&uot;We were granted a continuance until June 16, 2003, to allow more time to get the lab tests and analyses back, but there has been some talk that the defense team will ask for a change of venue,&uot; Andrews said. &uot;I don't feel that will be necessary, and will oppose any motion to move the trial n it is my belief that the citizens of Crenshaw County would be just as fair as any others on a jury panel, listening to all of the evidence and testimony presented, and making a fair judgement based on it.&uot;

Andrews said the case was widely publicized, including nationally-based news agencies. &uot;It received so much attention by the media that everyone everywhere has heard something about the case n that is one reason that details involving evidence and investigation are not arbitrarily released,&uot; Andrews said. &uot;Every citizen is entitled to fair and equal treatment. But there would be not difference in the trial being held in Crenshaw County or another location,&uot; he said.

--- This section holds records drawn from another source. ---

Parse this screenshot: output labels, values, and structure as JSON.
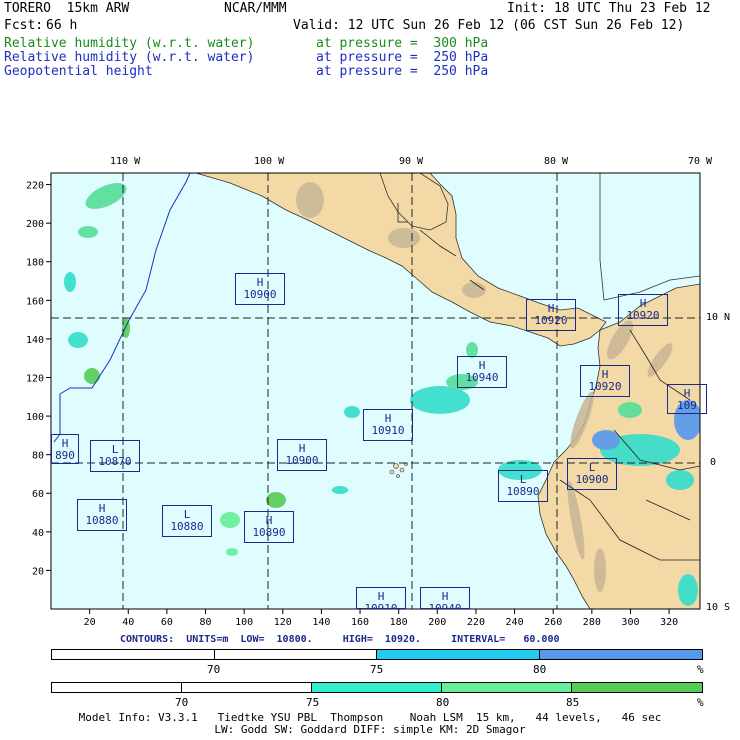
{
  "header": {
    "model": "TORERO  15km ARW",
    "center": "NCAR/MMM",
    "init": "Init: 18 UTC Thu 23 Feb 12",
    "fcst_label": "Fcst:",
    "fcst_value": "66 h",
    "valid": "Valid: 12 UTC Sun 26 Feb 12 (06 CST Sun 26 Feb 12)",
    "fields": [
      {
        "name": "Relative humidity (w.r.t. water)",
        "level": "at pressure =  300 hPa",
        "color": "#1a8a1a"
      },
      {
        "name": "Relative humidity (w.r.t. water)",
        "level": "at pressure =  250 hPa",
        "color": "#1e2fc0"
      },
      {
        "name": "Geopotential height",
        "level": "at pressure =  250 hPa",
        "color": "#1e2fc0"
      }
    ]
  },
  "map": {
    "lon_labels": [
      "110 W",
      "100 W",
      "90 W",
      "80 W",
      "70 W"
    ],
    "lat_labels": [
      "10 N",
      "0",
      "10 S"
    ],
    "x_ticks": [
      "20",
      "40",
      "60",
      "80",
      "100",
      "120",
      "140",
      "160",
      "180",
      "200",
      "220",
      "240",
      "260",
      "280",
      "300",
      "320"
    ],
    "y_ticks": [
      "220",
      "200",
      "180",
      "160",
      "140",
      "120",
      "100",
      "80",
      "60",
      "40",
      "20"
    ],
    "ocean_color": "#dffdff",
    "land_color": "#f2d9a6",
    "centers": [
      {
        "type": "H",
        "value": "10900"
      },
      {
        "type": "H",
        "value": "10920"
      },
      {
        "type": "H",
        "value": "10920"
      },
      {
        "type": "H",
        "value": "10940"
      },
      {
        "type": "H",
        "value": "10920"
      },
      {
        "type": "H",
        "value": "109"
      },
      {
        "type": "H",
        "value": "10910"
      },
      {
        "type": "H",
        "value": "890"
      },
      {
        "type": "L",
        "value": "10870"
      },
      {
        "type": "H",
        "value": "10900"
      },
      {
        "type": "L",
        "value": "10890"
      },
      {
        "type": "L",
        "value": "10900"
      },
      {
        "type": "H",
        "value": "10880"
      },
      {
        "type": "L",
        "value": "10880"
      },
      {
        "type": "H",
        "value": "10890"
      },
      {
        "type": "H",
        "value": "10910"
      },
      {
        "type": "H",
        "value": "10940"
      }
    ]
  },
  "contours": "CONTOURS:  UNITS=m  LOW=  10800.     HIGH=  10920.     INTERVAL=   60.000",
  "legend_top": {
    "labels": [
      "70",
      "75",
      "80",
      "%"
    ],
    "colors": [
      "#ffffff",
      "#ffffff",
      "#22ccee",
      "#5599ee"
    ]
  },
  "legend_bottom": {
    "labels": [
      "70",
      "75",
      "80",
      "85",
      "%"
    ],
    "colors": [
      "#ffffff",
      "#ffffff",
      "#33eecc",
      "#66ee99",
      "#55cc55"
    ]
  },
  "footer": {
    "line1": "Model Info: V3.3.1   Tiedtke YSU PBL  Thompson    Noah LSM  15 km,   44 levels,   46 sec",
    "line2": "LW: Godd SW: Goddard DIFF: simple KM: 2D Smagor"
  }
}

Andrews said that he wanted to clear up one fact of the case that larger media publications have been distorting since the case began.

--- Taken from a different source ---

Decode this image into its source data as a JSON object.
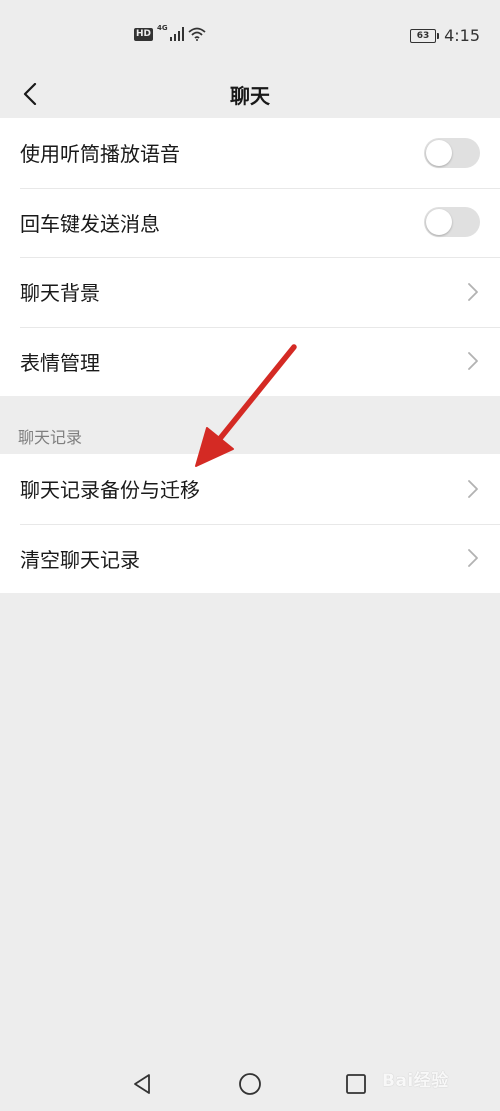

&uot;Since day one, the bigger newspapers and TV reporters have been saying that Janice Denise Ball, the 16-year-old daughter and sibling of the murdered victims, has been in custody' of the Department of Human Resources,&uot; Andrews said. &uot;That is just not true. Miss Ball is not a suspect in the case, but rather just a 16-year-old girl without a mother and father.

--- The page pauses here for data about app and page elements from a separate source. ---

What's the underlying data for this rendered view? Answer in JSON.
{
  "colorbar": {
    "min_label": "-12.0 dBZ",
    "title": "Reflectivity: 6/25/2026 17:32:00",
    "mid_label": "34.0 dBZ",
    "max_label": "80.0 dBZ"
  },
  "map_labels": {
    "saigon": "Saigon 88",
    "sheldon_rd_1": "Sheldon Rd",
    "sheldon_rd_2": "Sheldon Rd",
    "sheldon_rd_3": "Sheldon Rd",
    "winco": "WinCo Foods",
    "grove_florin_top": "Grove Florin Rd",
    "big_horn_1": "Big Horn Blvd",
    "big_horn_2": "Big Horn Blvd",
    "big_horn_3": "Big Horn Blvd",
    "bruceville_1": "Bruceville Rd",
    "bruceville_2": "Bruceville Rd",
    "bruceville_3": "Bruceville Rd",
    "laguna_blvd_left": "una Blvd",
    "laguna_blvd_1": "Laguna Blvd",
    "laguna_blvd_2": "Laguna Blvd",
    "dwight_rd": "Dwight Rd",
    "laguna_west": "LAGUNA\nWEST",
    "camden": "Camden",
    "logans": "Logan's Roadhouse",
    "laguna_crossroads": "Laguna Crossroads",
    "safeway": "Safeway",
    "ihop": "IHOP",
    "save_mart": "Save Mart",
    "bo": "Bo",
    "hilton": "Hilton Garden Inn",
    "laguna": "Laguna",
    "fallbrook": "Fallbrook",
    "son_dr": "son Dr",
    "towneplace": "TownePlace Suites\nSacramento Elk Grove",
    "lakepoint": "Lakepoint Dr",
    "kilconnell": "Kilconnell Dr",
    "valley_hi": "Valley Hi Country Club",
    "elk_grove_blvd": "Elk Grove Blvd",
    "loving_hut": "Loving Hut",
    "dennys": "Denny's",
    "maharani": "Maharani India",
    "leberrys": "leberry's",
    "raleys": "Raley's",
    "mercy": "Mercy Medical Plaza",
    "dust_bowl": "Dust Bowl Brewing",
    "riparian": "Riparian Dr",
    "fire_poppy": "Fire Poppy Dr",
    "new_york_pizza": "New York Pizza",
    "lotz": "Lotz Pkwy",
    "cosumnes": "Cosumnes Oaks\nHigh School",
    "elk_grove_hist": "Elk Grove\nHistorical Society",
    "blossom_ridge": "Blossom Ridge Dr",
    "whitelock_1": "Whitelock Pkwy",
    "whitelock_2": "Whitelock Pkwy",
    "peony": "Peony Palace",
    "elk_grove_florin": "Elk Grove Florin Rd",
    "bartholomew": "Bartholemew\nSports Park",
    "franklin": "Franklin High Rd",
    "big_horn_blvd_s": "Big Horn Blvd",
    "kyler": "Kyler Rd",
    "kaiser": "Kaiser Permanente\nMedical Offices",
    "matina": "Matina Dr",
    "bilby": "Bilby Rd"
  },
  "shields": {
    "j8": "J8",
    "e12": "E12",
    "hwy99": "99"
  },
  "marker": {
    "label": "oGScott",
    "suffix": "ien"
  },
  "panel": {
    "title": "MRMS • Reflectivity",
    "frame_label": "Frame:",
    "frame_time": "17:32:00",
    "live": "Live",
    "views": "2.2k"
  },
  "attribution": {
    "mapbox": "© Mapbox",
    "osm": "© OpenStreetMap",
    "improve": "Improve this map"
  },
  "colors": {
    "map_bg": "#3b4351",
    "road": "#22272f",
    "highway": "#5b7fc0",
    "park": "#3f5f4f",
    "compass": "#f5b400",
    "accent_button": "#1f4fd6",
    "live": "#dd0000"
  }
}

&uot;The fact remains that she is in the care of DHR' n she goes to school, visits with family members n again, she is not a suspect in the case,&uot; the DA for the Second Judicial Circuit said.

Ball, the mother of Harris' child, was with Harris when he was picked up. She and the child were unharmed.